FIG. 4 illustrates a sectional view through a portion of a further torus shaped body of a pressurized container 1" having an inner fluid tight container member 4" surrounded by an outer support winding shell 5" with the windings again directed in the meridional direction. Connecting members, for example in the form of filling nipples 12, are connected to the inner container member 4" and pass through the shell 5". A reinforcing splice strap 13 forming part of and being spliced into the outer winding shell 5" holds the nipples 12 in place. These splice straps 13 are located between two adjacent meridional planes and the splicing is accomplished by running certain of the reinforcing fibers of the shell 5" at a spacing from the other fibers forming the shell 5" as shown in FIG. 4. The splice straps 13 themselves may be pieces of a light metal, for example, aluminum or the like provided with bores for the insertion of the nipples 12.

Although the invention has been described with reference to specific example embodiments, it will be appreciated, that it is intended, to cover all modifications and equivalents within the scope of the appended claims. For example the container may be used for pressurized gases or liquids in space applications.

Patent Citations
Cited PatentFiling datePublication dateApplicantTitle
US3121451 *Dec 14, 1959Feb 18, 1964Hans U SchuerchIsotensoid structure
US3293860 *May 20, 1964Dec 27, 1966Gen Motors CorpFilament wound container having reinforced opening
US4318491 *Apr 7, 1980Mar 9, 1982Nelson Richard EToroidal pressure vessel
US4475662 *Nov 22, 1982Oct 9, 1984Messerschmitt-Bolkow-Blohm GmbhToroidal pressure vessel of compound material
Referenced by
Citing PatentFiling datePublication dateApplicantTitle
US4871068 *Jun 15, 1988Oct 3, 1989I.C.P., S.A.Packaging arrangement for a group of containers including a handle on a tying strap
US5765713 *Aug 22, 1995Jun 16, 1998Briggs & Stratton CorporationFuel tank with optional outlets

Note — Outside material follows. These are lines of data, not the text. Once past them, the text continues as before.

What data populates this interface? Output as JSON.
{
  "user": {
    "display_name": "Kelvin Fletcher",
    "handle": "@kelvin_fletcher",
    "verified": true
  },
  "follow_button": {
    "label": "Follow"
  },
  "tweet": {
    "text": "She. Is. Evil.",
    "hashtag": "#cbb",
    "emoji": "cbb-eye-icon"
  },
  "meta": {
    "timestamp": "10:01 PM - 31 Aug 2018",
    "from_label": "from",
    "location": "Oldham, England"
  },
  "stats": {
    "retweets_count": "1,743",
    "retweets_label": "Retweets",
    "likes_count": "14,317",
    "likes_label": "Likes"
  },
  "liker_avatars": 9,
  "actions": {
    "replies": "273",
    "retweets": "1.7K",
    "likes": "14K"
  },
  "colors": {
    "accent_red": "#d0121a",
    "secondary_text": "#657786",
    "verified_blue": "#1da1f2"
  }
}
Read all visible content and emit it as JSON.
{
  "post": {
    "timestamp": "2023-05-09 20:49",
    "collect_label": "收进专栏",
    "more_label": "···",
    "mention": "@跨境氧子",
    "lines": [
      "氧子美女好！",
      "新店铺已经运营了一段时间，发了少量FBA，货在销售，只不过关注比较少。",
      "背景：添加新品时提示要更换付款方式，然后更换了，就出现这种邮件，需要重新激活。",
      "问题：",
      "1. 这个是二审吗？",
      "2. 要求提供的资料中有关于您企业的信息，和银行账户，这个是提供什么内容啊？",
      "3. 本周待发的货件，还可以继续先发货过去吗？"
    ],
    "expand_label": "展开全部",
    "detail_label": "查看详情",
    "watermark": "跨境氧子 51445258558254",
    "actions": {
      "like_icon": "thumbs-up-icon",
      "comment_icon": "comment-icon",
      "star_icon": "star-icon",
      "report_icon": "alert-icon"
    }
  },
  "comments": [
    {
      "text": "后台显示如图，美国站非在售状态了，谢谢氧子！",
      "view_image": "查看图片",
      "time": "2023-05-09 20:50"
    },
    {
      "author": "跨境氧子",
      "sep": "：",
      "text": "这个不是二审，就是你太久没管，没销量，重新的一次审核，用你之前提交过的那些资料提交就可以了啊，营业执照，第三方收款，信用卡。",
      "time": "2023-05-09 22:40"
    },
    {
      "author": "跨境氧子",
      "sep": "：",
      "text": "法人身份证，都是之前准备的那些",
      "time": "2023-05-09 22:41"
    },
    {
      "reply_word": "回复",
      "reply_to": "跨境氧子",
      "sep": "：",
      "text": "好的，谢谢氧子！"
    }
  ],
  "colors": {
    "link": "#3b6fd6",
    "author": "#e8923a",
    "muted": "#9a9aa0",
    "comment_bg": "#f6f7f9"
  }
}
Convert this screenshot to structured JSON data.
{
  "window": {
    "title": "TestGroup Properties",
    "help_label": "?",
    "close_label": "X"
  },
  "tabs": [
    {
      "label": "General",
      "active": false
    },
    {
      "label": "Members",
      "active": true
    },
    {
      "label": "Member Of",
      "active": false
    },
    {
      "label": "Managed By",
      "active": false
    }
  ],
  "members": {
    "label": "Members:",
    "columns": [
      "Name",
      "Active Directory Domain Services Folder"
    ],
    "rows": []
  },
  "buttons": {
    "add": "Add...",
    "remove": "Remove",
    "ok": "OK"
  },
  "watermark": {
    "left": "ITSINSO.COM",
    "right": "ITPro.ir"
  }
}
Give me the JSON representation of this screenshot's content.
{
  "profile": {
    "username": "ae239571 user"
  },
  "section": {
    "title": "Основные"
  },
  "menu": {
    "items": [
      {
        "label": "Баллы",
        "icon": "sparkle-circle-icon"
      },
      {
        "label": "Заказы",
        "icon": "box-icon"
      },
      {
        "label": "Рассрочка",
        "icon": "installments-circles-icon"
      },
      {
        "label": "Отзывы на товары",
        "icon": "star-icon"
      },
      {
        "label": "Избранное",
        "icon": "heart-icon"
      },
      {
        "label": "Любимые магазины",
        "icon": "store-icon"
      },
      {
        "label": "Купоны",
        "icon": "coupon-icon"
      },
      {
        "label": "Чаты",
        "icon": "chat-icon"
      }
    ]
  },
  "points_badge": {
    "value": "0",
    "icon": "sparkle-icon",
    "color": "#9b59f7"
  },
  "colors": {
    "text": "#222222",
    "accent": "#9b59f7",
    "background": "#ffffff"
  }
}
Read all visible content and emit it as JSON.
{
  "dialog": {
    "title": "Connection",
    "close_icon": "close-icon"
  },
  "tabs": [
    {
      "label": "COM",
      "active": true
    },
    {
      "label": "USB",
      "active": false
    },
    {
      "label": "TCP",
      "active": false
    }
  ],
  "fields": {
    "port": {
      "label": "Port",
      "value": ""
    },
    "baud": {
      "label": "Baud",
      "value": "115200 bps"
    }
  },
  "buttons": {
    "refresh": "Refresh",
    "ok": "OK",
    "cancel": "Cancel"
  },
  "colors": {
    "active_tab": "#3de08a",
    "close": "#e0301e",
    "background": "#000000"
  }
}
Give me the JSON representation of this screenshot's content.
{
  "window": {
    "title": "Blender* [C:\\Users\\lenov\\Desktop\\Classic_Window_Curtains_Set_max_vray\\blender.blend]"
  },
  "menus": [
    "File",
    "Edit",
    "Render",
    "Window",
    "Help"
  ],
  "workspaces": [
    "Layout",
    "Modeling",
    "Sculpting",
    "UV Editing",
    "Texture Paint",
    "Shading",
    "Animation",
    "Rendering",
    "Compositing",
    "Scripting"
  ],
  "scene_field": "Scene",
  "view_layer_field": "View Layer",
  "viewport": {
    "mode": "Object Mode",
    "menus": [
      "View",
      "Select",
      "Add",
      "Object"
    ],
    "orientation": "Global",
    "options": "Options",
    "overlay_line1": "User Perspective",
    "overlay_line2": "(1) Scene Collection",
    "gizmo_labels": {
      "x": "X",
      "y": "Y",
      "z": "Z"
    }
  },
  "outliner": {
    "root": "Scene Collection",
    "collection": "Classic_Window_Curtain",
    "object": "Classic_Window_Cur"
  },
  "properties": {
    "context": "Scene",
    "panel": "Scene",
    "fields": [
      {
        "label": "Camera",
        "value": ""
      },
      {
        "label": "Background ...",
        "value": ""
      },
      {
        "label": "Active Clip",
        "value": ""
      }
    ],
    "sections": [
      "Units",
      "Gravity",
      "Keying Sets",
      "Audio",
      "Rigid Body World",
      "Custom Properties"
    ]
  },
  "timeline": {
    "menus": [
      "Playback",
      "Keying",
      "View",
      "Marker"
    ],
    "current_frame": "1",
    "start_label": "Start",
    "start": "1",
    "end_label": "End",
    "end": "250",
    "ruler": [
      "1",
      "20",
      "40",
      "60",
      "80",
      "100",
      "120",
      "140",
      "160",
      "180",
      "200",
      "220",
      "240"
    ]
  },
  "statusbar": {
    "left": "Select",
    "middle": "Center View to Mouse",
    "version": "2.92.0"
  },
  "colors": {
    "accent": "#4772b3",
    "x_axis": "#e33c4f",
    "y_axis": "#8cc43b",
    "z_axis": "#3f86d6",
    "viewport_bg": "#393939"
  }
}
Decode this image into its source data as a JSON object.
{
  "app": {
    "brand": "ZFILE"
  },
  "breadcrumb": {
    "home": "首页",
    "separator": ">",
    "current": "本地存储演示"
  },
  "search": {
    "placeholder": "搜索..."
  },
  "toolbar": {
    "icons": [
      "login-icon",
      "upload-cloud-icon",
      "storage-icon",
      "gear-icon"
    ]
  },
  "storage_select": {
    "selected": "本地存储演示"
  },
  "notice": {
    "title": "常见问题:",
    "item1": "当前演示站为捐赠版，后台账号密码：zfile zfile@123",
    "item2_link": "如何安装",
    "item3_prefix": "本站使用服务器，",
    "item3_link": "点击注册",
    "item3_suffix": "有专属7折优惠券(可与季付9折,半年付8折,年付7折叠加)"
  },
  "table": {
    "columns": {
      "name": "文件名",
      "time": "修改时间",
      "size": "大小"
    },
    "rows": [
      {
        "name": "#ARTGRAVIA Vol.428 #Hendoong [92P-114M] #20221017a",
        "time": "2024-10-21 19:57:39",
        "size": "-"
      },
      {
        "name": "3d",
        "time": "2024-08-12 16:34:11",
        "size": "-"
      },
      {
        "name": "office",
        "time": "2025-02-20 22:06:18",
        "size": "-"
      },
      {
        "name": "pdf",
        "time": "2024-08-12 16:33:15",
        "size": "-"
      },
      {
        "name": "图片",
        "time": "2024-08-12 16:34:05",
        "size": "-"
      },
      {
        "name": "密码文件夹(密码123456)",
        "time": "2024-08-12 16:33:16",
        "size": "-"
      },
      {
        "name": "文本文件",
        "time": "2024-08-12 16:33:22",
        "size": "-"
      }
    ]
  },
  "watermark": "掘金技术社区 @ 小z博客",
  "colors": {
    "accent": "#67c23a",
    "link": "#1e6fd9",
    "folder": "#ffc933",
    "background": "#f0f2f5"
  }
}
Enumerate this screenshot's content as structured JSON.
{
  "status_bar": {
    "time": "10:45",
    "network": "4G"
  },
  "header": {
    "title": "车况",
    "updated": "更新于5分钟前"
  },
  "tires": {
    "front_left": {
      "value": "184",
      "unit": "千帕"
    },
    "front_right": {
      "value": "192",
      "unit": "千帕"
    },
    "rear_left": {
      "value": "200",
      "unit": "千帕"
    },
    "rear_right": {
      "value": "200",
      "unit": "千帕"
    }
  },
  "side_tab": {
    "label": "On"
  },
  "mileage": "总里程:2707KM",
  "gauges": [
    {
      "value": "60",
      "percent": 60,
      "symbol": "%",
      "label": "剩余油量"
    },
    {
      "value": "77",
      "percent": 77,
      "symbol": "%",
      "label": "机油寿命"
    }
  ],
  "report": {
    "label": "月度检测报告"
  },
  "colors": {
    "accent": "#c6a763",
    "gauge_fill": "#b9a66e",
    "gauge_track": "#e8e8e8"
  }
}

US6176386 *Nov 8, 1996Jan 23, 2001Advanced Lightweight Constructions Group B.V.Pressure-resistant vessel
US6357439 *Sep 25, 1996Mar 19, 2002The Secretary Of State For Defence In Her Britannic Majesty's Government Of Theunited Kingdom Of Great Britain And Northern IrelandGas containment apparatus
US20120024866 *Apr 15, 2011Feb 2, 2012Tetsuya OzawaPressure vessel and method of manufacturing the same
Legal Events
DateCodeEventDescription
Jun 26, 1990FPExpired due to failure to pay maintenance fee
Effective date: 19900415
Apr 15, 1990LAPSLapse for failure to pay maintenance fees
Nov 14, 1989REMIMaintenance fee reminder mailed
Nov 20, 1985ASAssignment
Owner name: MESSERSCHMITT-BOELKOW-BLOHM GESELLSCHAFT MIT BESCH
Free format text: ASSIGNMENT OF ASSIGNORS INTEREST.;ASSIGNOR:MANDEL, GOETZ;REEL/FRAME:004479/0651
Effective date: 19840410